PROVIDED RECORDS —

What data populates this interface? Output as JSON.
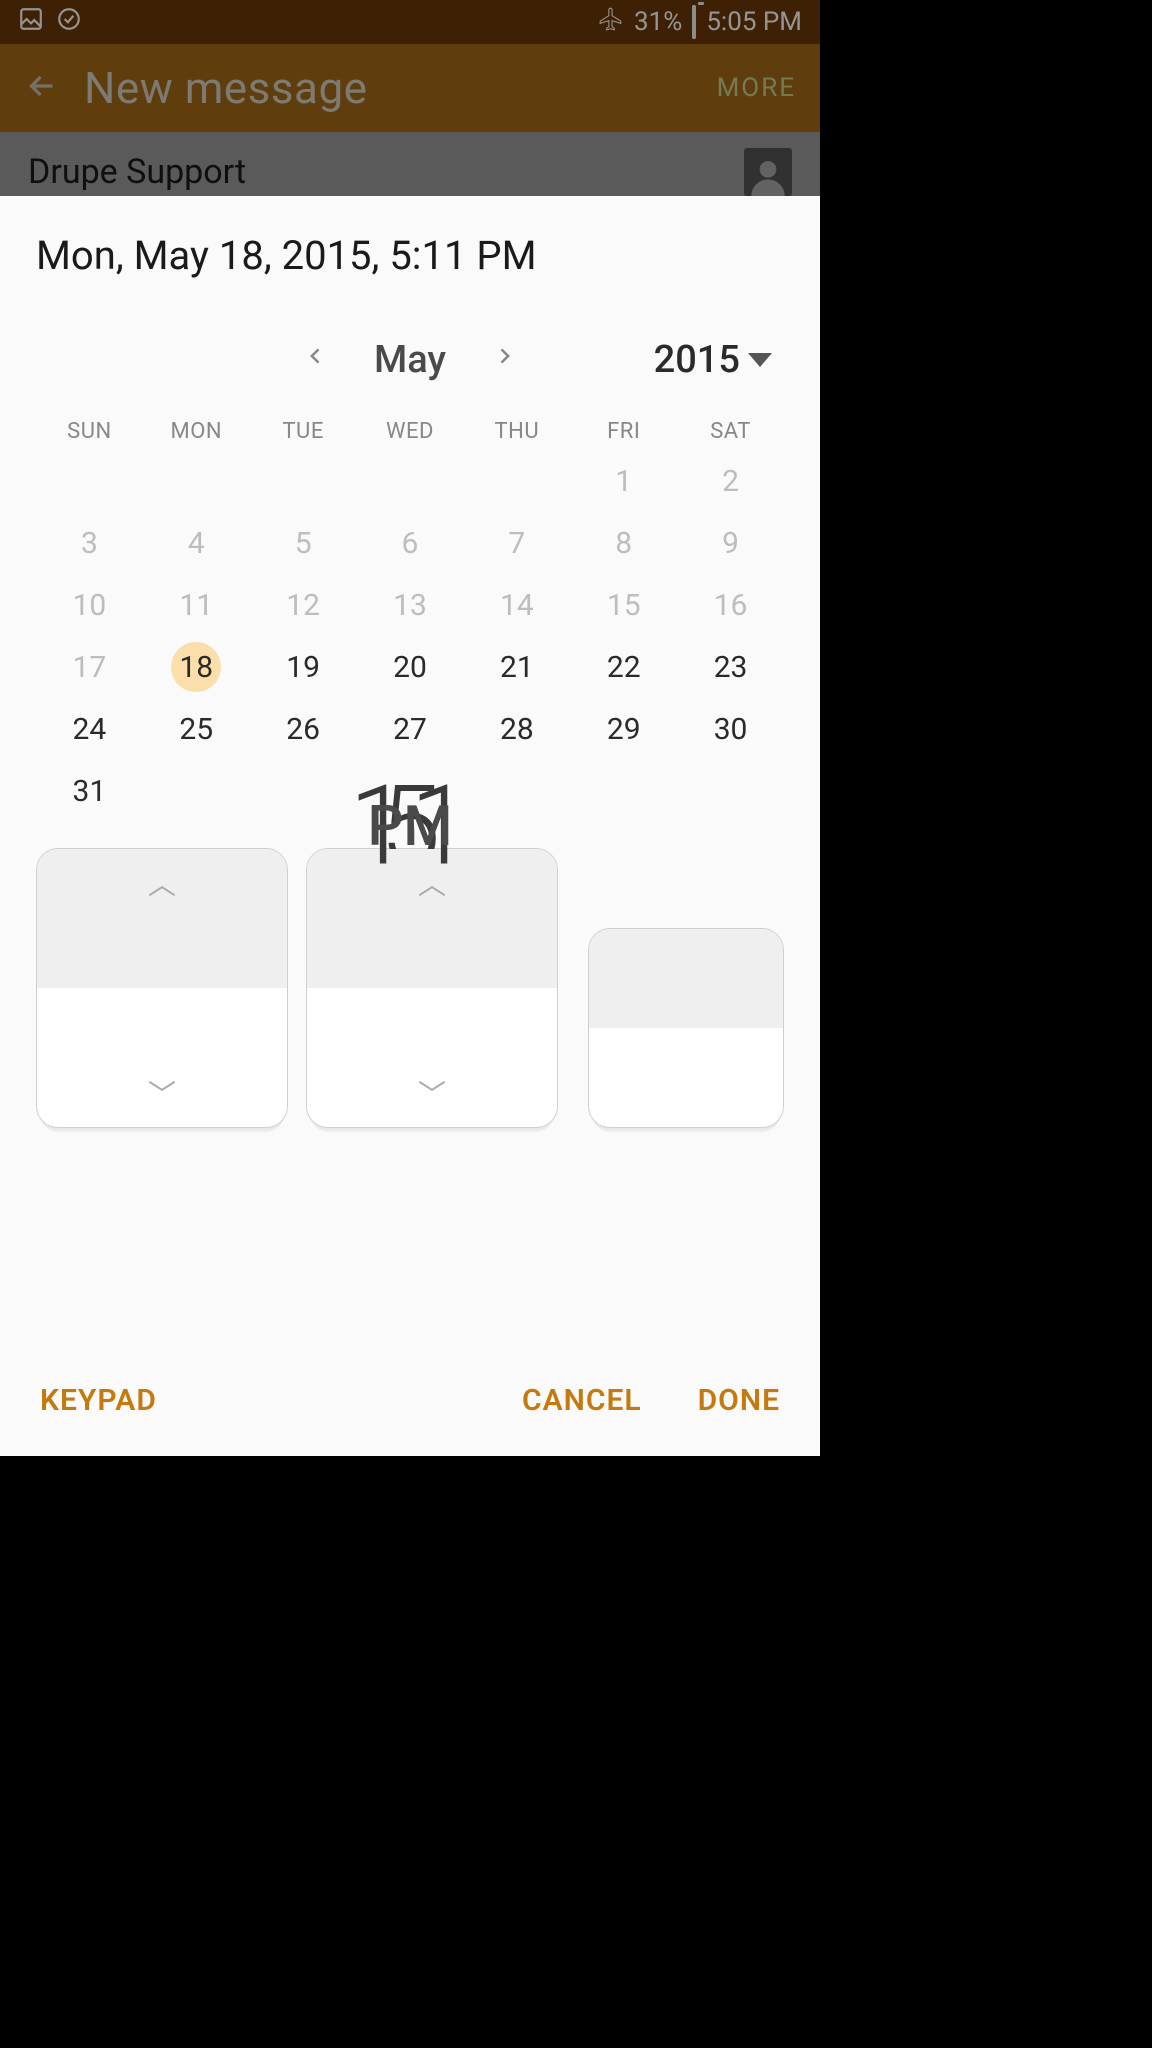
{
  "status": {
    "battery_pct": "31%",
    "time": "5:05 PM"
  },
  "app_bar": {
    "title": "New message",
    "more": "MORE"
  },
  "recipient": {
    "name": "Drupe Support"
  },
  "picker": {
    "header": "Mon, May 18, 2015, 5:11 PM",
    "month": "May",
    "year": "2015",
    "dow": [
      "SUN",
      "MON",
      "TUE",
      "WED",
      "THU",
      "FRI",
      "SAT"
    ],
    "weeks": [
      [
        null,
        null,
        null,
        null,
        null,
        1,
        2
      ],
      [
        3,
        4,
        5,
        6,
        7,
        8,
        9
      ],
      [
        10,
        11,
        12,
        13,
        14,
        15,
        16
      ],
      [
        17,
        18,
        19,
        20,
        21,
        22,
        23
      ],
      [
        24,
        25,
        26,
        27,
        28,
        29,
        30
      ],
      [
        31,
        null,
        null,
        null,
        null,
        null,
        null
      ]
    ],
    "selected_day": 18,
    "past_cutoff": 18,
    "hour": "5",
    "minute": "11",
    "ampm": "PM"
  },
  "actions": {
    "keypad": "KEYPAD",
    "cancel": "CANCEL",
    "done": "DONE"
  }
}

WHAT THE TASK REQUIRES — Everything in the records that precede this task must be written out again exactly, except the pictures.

EXERCISE ANSWER —
What data populates this interface? Output as JSON.
{
  "status": {
    "battery_pct": "31%",
    "time": "5:05 PM"
  },
  "app_bar": {
    "title": "New message",
    "more": "MORE"
  },
  "recipient": {
    "name": "Drupe Support"
  },
  "picker": {
    "header": "Mon, May 18, 2015, 5:11 PM",
    "month": "May",
    "year": "2015",
    "dow": [
      "SUN",
      "MON",
      "TUE",
      "WED",
      "THU",
      "FRI",
      "SAT"
    ],
    "weeks": [
      [
        null,
        null,
        null,
        null,
        null,
        1,
        2
      ],
      [
        3,
        4,
        5,
        6,
        7,
        8,
        9
      ],
      [
        10,
        11,
        12,
        13,
        14,
        15,
        16
      ],
      [
        17,
        18,
        19,
        20,
        21,
        22,
        23
      ],
      [
        24,
        25,
        26,
        27,
        28,
        29,
        30
      ],
      [
        31,
        null,
        null,
        null,
        null,
        null,
        null
      ]
    ],
    "selected_day": 18,
    "past_cutoff": 18,
    "hour": "5",
    "minute": "11",
    "ampm": "PM"
  },
  "actions": {
    "keypad": "KEYPAD",
    "cancel": "CANCEL",
    "done": "DONE"
  }
}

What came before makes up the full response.